===== DATA EXCERPTS =====

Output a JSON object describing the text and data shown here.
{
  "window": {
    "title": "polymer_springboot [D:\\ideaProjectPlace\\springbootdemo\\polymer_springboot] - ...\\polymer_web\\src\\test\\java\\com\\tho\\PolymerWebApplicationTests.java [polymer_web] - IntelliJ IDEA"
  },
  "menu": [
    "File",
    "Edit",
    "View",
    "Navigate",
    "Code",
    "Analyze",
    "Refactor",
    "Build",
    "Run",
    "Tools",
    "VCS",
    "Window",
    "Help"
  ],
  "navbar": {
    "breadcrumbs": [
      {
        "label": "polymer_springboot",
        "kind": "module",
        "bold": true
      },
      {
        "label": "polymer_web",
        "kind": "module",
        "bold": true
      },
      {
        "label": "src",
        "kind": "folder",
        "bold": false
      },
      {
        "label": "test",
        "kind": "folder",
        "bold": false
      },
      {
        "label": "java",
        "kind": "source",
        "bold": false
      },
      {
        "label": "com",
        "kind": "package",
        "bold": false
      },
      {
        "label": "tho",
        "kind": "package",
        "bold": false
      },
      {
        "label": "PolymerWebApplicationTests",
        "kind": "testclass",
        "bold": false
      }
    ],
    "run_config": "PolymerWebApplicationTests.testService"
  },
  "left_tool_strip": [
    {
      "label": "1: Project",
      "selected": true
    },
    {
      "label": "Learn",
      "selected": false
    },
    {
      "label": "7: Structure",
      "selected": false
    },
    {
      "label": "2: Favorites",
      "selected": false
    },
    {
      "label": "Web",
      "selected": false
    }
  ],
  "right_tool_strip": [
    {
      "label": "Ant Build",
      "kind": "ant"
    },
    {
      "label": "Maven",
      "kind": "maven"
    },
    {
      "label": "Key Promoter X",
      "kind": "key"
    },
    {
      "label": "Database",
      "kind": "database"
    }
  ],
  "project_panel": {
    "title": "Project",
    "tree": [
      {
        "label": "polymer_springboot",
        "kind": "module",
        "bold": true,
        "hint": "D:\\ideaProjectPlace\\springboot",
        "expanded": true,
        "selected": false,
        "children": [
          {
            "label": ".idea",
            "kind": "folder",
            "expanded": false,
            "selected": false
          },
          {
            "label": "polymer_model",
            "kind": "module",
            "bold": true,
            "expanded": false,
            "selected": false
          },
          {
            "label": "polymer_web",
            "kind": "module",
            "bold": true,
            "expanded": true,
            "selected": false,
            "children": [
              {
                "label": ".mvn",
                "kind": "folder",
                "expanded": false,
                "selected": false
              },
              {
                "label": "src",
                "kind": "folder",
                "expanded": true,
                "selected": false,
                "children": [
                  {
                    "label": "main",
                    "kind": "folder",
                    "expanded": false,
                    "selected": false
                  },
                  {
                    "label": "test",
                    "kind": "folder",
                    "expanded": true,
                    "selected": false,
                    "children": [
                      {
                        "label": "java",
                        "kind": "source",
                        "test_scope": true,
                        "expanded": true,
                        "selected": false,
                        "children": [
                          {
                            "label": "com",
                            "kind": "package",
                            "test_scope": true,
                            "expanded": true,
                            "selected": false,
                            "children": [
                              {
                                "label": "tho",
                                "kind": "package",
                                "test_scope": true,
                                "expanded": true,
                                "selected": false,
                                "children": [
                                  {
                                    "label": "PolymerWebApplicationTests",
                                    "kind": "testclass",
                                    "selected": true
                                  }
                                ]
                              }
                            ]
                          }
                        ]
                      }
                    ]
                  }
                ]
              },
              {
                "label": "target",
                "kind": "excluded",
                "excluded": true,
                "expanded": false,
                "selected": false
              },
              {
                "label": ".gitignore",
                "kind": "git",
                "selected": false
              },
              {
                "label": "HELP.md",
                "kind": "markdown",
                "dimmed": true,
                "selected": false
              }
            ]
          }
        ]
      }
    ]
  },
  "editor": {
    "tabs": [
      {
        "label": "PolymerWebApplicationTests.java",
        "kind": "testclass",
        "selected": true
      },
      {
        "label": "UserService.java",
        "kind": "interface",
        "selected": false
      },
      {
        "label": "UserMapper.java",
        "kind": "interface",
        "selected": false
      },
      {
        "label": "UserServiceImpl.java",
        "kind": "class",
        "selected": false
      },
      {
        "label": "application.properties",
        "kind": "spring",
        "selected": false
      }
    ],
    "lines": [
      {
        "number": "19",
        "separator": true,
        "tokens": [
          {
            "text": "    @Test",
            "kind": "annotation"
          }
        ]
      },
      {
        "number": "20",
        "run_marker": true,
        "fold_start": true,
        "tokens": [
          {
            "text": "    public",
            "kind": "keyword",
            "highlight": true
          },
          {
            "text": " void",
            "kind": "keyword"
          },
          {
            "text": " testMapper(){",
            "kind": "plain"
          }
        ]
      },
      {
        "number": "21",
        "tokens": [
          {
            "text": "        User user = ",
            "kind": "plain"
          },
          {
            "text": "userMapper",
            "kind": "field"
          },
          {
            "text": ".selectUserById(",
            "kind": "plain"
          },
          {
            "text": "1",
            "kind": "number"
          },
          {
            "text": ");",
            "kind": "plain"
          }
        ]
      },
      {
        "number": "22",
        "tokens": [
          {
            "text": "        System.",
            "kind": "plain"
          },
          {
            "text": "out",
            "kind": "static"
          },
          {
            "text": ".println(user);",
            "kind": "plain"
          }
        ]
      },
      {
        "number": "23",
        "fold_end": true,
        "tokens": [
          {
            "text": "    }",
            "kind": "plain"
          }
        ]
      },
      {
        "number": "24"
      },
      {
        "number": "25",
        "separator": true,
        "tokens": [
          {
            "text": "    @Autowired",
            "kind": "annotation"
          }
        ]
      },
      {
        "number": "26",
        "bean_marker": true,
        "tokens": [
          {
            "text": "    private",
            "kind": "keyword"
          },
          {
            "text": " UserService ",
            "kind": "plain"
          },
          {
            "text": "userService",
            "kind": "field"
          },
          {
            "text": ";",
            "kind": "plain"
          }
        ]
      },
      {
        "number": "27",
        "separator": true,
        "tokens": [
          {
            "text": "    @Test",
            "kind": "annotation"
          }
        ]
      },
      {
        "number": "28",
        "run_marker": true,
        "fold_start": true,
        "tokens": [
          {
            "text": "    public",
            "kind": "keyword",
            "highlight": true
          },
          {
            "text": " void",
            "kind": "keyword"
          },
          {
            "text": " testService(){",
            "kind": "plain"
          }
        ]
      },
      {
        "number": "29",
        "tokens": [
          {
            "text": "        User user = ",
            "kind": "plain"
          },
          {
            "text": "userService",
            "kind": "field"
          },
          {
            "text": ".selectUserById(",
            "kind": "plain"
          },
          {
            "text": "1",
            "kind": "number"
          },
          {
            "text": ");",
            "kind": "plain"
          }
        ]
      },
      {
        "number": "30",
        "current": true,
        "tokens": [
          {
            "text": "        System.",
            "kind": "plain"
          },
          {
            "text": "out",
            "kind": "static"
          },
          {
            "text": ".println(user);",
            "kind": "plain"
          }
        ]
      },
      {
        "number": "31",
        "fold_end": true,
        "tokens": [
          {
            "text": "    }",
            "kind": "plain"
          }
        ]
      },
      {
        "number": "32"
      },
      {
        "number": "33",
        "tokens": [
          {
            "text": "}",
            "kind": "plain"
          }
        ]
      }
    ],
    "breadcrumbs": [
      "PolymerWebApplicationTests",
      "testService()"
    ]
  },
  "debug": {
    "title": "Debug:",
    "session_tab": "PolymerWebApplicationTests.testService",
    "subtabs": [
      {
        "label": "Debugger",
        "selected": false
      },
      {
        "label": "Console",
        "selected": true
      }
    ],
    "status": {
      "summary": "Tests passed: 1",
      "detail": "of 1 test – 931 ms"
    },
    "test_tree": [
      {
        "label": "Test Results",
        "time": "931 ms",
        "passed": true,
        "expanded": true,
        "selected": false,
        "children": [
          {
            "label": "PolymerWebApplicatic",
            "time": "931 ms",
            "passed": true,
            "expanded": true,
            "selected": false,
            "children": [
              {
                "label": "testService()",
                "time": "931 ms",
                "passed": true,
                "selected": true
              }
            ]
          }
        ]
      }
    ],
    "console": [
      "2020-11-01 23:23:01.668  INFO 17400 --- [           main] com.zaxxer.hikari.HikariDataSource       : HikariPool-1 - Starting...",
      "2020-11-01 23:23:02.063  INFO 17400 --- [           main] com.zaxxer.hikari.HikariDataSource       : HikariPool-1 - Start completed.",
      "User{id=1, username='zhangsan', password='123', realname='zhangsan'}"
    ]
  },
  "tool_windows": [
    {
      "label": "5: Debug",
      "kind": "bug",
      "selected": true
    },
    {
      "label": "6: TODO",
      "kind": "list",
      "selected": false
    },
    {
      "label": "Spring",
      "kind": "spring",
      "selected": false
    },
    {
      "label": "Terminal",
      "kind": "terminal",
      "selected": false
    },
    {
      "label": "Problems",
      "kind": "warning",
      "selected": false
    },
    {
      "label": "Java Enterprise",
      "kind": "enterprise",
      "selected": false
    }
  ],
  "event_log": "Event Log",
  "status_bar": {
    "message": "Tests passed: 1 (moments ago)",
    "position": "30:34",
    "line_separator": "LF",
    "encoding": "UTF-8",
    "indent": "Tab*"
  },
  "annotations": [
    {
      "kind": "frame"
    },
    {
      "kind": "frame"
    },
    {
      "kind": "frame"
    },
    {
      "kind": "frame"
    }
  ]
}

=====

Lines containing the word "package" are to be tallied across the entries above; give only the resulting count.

4